Ten Facts on Declining Business Dynamism and Lessons from Endogenous Growth Theory

44 Pages Posted: 15 Apr 2019

See all articles by Ufuk Akcigit

Ufuk Akcigit

University of Chicago - Department of Economics; National Bureau of Economic Research (NBER); Center for Economic and Policy Research (CEPR)

Sina Ates

Board of Governors of the Federal Reserve System

Multiple version iconThere are 2 versions of this paper

Date Written: April 2019

Abstract

In this paper, we review the literature on declining business dynamism and its implications in the United States and propose a unifying theory to analyze the symptoms and the potential causes of this decline.
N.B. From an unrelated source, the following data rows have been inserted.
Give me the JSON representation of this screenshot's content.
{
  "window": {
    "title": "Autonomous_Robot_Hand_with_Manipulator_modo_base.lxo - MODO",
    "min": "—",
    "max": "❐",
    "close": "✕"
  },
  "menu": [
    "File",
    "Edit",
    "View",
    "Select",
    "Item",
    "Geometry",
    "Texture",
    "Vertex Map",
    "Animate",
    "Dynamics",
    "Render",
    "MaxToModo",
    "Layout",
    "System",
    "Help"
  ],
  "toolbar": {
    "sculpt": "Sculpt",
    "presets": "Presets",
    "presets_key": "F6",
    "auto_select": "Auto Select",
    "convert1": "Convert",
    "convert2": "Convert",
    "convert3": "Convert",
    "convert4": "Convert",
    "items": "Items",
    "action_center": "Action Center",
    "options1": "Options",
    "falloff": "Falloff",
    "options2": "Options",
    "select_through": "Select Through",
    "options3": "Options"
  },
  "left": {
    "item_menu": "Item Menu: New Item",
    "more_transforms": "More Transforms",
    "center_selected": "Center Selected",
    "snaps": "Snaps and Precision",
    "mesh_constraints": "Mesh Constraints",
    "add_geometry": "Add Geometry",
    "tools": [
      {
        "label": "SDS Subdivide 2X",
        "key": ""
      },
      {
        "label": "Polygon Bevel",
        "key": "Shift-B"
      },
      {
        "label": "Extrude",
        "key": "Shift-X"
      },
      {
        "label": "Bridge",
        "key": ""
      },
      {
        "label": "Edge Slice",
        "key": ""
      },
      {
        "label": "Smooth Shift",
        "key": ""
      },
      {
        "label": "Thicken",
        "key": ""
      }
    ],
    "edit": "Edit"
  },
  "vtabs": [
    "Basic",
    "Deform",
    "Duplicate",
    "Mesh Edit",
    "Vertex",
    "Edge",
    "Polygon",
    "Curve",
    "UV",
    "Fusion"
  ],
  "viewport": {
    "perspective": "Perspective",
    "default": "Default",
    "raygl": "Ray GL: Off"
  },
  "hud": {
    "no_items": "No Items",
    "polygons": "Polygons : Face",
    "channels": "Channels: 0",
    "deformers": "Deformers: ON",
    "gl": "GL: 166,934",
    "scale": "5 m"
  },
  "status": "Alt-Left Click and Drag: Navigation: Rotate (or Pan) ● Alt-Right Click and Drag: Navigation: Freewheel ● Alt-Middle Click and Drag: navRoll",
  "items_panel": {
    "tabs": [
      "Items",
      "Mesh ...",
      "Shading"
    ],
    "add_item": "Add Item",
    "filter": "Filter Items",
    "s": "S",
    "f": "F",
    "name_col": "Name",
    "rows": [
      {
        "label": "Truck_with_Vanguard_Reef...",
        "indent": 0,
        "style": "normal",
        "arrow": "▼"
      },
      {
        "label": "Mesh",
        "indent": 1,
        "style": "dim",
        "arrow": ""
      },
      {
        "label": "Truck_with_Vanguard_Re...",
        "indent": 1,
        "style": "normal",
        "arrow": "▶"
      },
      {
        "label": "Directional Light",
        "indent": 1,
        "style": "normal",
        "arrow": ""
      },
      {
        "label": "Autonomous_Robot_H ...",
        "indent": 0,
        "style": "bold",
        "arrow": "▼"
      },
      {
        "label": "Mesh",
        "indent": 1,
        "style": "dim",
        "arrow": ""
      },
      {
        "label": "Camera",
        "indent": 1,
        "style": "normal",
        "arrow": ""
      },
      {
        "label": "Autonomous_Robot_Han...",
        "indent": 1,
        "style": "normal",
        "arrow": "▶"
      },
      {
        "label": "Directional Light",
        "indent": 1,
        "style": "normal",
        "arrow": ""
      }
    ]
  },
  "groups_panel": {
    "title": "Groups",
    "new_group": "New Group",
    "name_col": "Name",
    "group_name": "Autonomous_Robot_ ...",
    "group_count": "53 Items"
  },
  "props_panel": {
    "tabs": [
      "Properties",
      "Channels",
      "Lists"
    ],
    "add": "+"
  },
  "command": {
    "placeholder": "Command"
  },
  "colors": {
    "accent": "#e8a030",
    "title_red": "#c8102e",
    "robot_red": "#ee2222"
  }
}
We first highlight 10 pronounced stylized facts related to declining business dynamism documented in the literature and discuss some of the existing attempts to explain them. We then describe a theoretical framework of endogenous markups, innovation, and competition that can potentially speak to all of these facts jointly. We next explore some theoretical predictions of this framework, which are shaped by two interacting forces: a "composition effect" that determines the market concentration and an "incentive effect" that determines how firms respond to a given concentration in the economy. The results highlight that a decline in "knowledge diffusion" between frontier and laggard firms could be a significant driver of empirical trends observed in the data. This study emphasizes the potential of growth theory for the analysis of factors behind declining business dynamism and the need for further investigation in this direction.

Institutional subscribers to the NBER working paper series, and residents of developing countries may download this paper without additional charge at www.nber.org.

Suggested Citation

Akcigit, Ufuk and Ates, Sina, Ten Facts on Declining Business Dynamism and Lessons from Endogenous Growth Theory (April 2019). NBER Working Paper No. w25755. Available at SSRN: https://ssrn.com/abstract=3372059

Ufuk Akcigit (Contact Author)

University of Chicago - Department of Economics ( email )

1126 E. 59th St
Chicago, IL 60637
United States

HOME PAGE: http://www.ufukakcigit.com

National Bureau of Economic Research (NBER) ( email )

1050 Massachusetts Avenue
Cambridge, MA 02138
United States

Center for Economic and Policy Research (CEPR) ( email )

London
United Kingdom

Sina Ates

Board of Governors of the Federal Reserve System ( email )

20th Street and Constitution Avenue NW
Washington, DC 20551
United States

Register to save articles to
your library

Register

Paper statistics

Downloads
22
Abstract Views
71
PlumX Metrics